■ Directions for this task
Word for word, reproduce the records, keeping none of the pictures.

(Data about app and page elements)

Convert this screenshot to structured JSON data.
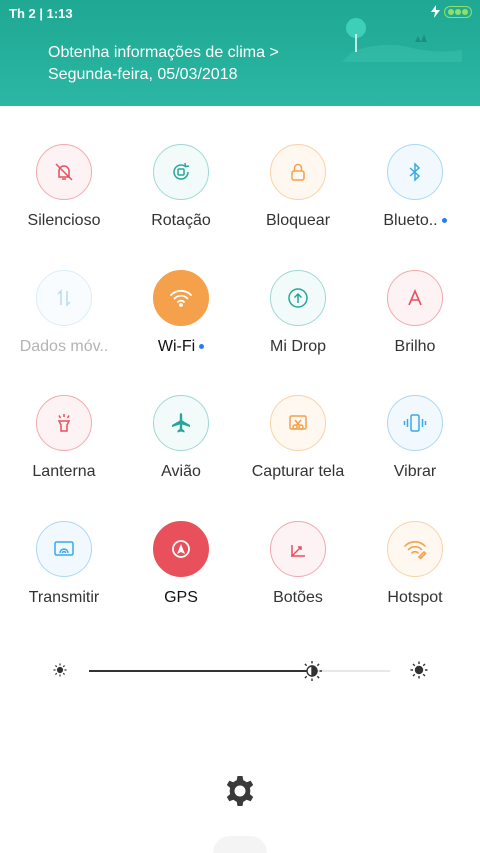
{
  "status": {
    "time": "Th 2 | 1:13"
  },
  "header": {
    "weather_link": "Obtenha informações de clima >",
    "date": "Segunda-feira, 05/03/2018"
  },
  "tiles": [
    {
      "label": "Silencioso",
      "icon": "bell-off-icon",
      "color": "#e8505b",
      "active": false
    },
    {
      "label": "Rotação",
      "icon": "rotation-icon",
      "color": "#26a69a",
      "active": false
    },
    {
      "label": "Bloquear",
      "icon": "lock-icon",
      "color": "#f5a04a",
      "active": false
    },
    {
      "label": "Blueto..",
      "icon": "bluetooth-icon",
      "color": "#38a9e8",
      "active": false
    },
    {
      "label": "Dados móv..",
      "icon": "mobile-data-icon",
      "color": "#38a9e8",
      "active": false
    },
    {
      "label": "Wi-Fi",
      "icon": "wifi-icon",
      "color": "#f5a04a",
      "active": true
    },
    {
      "label": "Mi Drop",
      "icon": "mi-drop-icon",
      "color": "#26a69a",
      "active": false
    },
    {
      "label": "Brilho",
      "icon": "brightness-auto-icon",
      "color": "#e8505b",
      "active": false
    },
    {
      "label": "Lanterna",
      "icon": "flashlight-icon",
      "color": "#e8505b",
      "active": false
    },
    {
      "label": "Avião",
      "icon": "airplane-icon",
      "color": "#26a69a",
      "active": false
    },
    {
      "label": "Capturar tela",
      "icon": "screenshot-icon",
      "color": "#f5a04a",
      "active": false
    },
    {
      "label": "Vibrar",
      "icon": "vibrate-icon",
      "color": "#38a9e8",
      "active": false
    },
    {
      "label": "Transmitir",
      "icon": "cast-icon",
      "color": "#38a9e8",
      "active": false
    },
    {
      "label": "GPS",
      "icon": "gps-icon",
      "color": "#e8505b",
      "active": true
    },
    {
      "label": "Botões",
      "icon": "buttons-icon",
      "color": "#e8505b",
      "active": false
    },
    {
      "label": "Hotspot",
      "icon": "hotspot-icon",
      "color": "#f5a04a",
      "active": false
    }
  ],
  "brightness": {
    "level": 0.74
  }
}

■ Problem solution
Convert this screenshot to structured JSON data.
{
  "status": {
    "time": "Th 2 | 1:13"
  },
  "header": {
    "weather_link": "Obtenha informações de clima >",
    "date": "Segunda-feira, 05/03/2018"
  },
  "tiles": [
    {
      "label": "Silencioso",
      "icon": "bell-off-icon",
      "color": "#e8505b",
      "active": false
    },
    {
      "label": "Rotação",
      "icon": "rotation-icon",
      "color": "#26a69a",
      "active": false
    },
    {
      "label": "Bloquear",
      "icon": "lock-icon",
      "color": "#f5a04a",
      "active": false
    },
    {
      "label": "Blueto..",
      "icon": "bluetooth-icon",
      "color": "#38a9e8",
      "active": false
    },
    {
      "label": "Dados móv..",
      "icon": "mobile-data-icon",
      "color": "#38a9e8",
      "active": false
    },
    {
      "label": "Wi-Fi",
      "icon": "wifi-icon",
      "color": "#f5a04a",
      "active": true
    },
    {
      "label": "Mi Drop",
      "icon": "mi-drop-icon",
      "color": "#26a69a",
      "active": false
    },
    {
      "label": "Brilho",
      "icon": "brightness-auto-icon",
      "color": "#e8505b",
      "active": false
    },
    {
      "label": "Lanterna",
      "icon": "flashlight-icon",
      "color": "#e8505b",
      "active": false
    },
    {
      "label": "Avião",
      "icon": "airplane-icon",
      "color": "#26a69a",
      "active": false
    },
    {
      "label": "Capturar tela",
      "icon": "screenshot-icon",
      "color": "#f5a04a",
      "active": false
    },
    {
      "label": "Vibrar",
      "icon": "vibrate-icon",
      "color": "#38a9e8",
      "active": false
    },
    {
      "label": "Transmitir",
      "icon": "cast-icon",
      "color": "#38a9e8",
      "active": false
    },
    {
      "label": "GPS",
      "icon": "gps-icon",
      "color": "#e8505b",
      "active": true
    },
    {
      "label": "Botões",
      "icon": "buttons-icon",
      "color": "#e8505b",
      "active": false
    },
    {
      "label": "Hotspot",
      "icon": "hotspot-icon",
      "color": "#f5a04a",
      "active": false
    }
  ],
  "brightness": {
    "level": 0.74
  }
}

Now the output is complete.